Reception[edit]

At the 1959 Cannes Film Festival, Dillman, Stockwell, and Welles won the Best Actor Award.[10] The film was nominated for the BAFTA best picture of the year, Richard Fleischer was nominated for best director by Directors Guild of America, and Richard Murphy was nominated for best screenplay by the Writers Guild of America.

See also[edit]

References[edit]

  1. ^ Solomon, Aubrey. Twentieth Century Fox: A Corporate and Financial History (The Scarecrow Filmmakers Series). Lanham, Maryland: Scarecrow Press, 1989. ISBN 978-0-8108-4244-1. p252
  2. ^ "1959: Probable Domestic Take", Variety, 6 January 1960 p 34
  3. ^ Jake Hinkson (October 19, 2012). "Leopold and Loeb Still Fascinate 90 Years Later". criminalelement.com.

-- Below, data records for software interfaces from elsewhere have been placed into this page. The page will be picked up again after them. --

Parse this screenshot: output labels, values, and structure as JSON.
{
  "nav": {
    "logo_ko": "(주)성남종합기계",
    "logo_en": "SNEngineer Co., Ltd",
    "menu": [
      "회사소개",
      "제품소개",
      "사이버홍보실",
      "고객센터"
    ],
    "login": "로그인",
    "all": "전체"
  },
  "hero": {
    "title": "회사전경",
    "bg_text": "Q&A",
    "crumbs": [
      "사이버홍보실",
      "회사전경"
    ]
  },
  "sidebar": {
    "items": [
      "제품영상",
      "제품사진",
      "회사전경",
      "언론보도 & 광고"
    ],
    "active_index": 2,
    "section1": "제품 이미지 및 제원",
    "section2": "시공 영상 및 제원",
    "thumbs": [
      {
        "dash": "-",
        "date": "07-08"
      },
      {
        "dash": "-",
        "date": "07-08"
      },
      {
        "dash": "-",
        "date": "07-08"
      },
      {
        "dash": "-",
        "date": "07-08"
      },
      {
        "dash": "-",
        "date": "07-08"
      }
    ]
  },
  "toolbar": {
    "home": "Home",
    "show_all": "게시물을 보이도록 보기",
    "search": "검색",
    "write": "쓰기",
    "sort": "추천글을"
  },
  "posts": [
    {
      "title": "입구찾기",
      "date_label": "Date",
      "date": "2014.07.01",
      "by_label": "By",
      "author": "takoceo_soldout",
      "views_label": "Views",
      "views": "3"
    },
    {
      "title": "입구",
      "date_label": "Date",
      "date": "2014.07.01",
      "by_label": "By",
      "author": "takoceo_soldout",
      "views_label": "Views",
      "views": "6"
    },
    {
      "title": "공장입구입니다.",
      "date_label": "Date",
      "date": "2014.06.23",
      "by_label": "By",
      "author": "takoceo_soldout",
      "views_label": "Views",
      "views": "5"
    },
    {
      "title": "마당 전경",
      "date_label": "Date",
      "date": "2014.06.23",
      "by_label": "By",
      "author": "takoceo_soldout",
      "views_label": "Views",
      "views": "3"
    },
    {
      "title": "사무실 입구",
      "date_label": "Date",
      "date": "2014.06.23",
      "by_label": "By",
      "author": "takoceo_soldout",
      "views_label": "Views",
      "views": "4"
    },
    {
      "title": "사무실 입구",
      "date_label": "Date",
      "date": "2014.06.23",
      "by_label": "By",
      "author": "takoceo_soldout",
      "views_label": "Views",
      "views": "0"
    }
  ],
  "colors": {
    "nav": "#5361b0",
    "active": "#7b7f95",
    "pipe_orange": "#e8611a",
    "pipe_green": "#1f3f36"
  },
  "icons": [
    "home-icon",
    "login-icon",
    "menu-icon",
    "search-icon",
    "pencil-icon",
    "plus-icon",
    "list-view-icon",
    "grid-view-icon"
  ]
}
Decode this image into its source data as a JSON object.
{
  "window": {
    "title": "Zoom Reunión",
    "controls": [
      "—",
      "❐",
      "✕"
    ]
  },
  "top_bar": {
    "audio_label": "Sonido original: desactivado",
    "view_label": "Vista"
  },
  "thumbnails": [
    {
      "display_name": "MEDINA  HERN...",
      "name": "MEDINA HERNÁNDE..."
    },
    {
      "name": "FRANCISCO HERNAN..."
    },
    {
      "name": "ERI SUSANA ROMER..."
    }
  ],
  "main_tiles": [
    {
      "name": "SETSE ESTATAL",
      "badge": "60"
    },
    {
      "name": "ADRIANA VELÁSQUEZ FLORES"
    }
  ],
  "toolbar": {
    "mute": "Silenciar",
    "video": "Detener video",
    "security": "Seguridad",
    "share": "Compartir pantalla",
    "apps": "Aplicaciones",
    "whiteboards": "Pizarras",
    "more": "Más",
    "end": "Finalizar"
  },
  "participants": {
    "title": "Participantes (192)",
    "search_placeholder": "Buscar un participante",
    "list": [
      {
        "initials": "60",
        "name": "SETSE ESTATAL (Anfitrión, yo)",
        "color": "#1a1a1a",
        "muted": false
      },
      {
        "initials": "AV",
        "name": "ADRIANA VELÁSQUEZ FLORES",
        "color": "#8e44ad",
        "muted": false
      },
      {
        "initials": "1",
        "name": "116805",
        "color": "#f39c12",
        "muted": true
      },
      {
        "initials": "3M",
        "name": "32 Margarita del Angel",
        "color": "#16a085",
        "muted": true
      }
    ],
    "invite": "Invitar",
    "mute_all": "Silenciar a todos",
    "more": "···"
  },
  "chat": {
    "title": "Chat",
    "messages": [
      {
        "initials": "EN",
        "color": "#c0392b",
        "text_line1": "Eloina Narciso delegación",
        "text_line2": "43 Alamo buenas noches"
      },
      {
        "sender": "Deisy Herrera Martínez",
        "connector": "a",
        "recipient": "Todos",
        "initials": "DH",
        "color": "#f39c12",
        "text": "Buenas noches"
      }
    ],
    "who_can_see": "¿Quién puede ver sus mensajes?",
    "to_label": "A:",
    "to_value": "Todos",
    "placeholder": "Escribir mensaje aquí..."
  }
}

Retrieved October 23, 2012.
  4. ^ Leaming, Barbara (1985). Orson Welles: A Biography. New York: Viking. pp. 439–43. ISBN 978-0670528950. Retrieved 19 February 2017.
  5. ^ In Nathan Leopold's Own Words.UMKC archive. Retrieved August 1, 2014.
  6. ^ a b "E-mailed comment". Law.umkc.edu. Archived from the original on February 3, 2011. Retrieved October 29, 2012.
  7. ^ Leopold v. Levin, et al. (Supreme Court of Illinois 1970). Text
  8. ^ Leopold v. Levin, 259 N.E.2d 250, 255–56 (Ill. 1970); GERTZ, supra note 48, at 166.
  9. ^ Larson EJ. Murder Will Out: Rethinking the Right of Publicity Through One Classic Case. Rutgers Law Review archive Archived July 7, 2010, at the Wayback Machine. Retrieved February 11, 2015.
  10. ^ "Festival de Cannes: Compulsion". festival-cannes.com. Retrieved 2009-02-14.

External links[edit]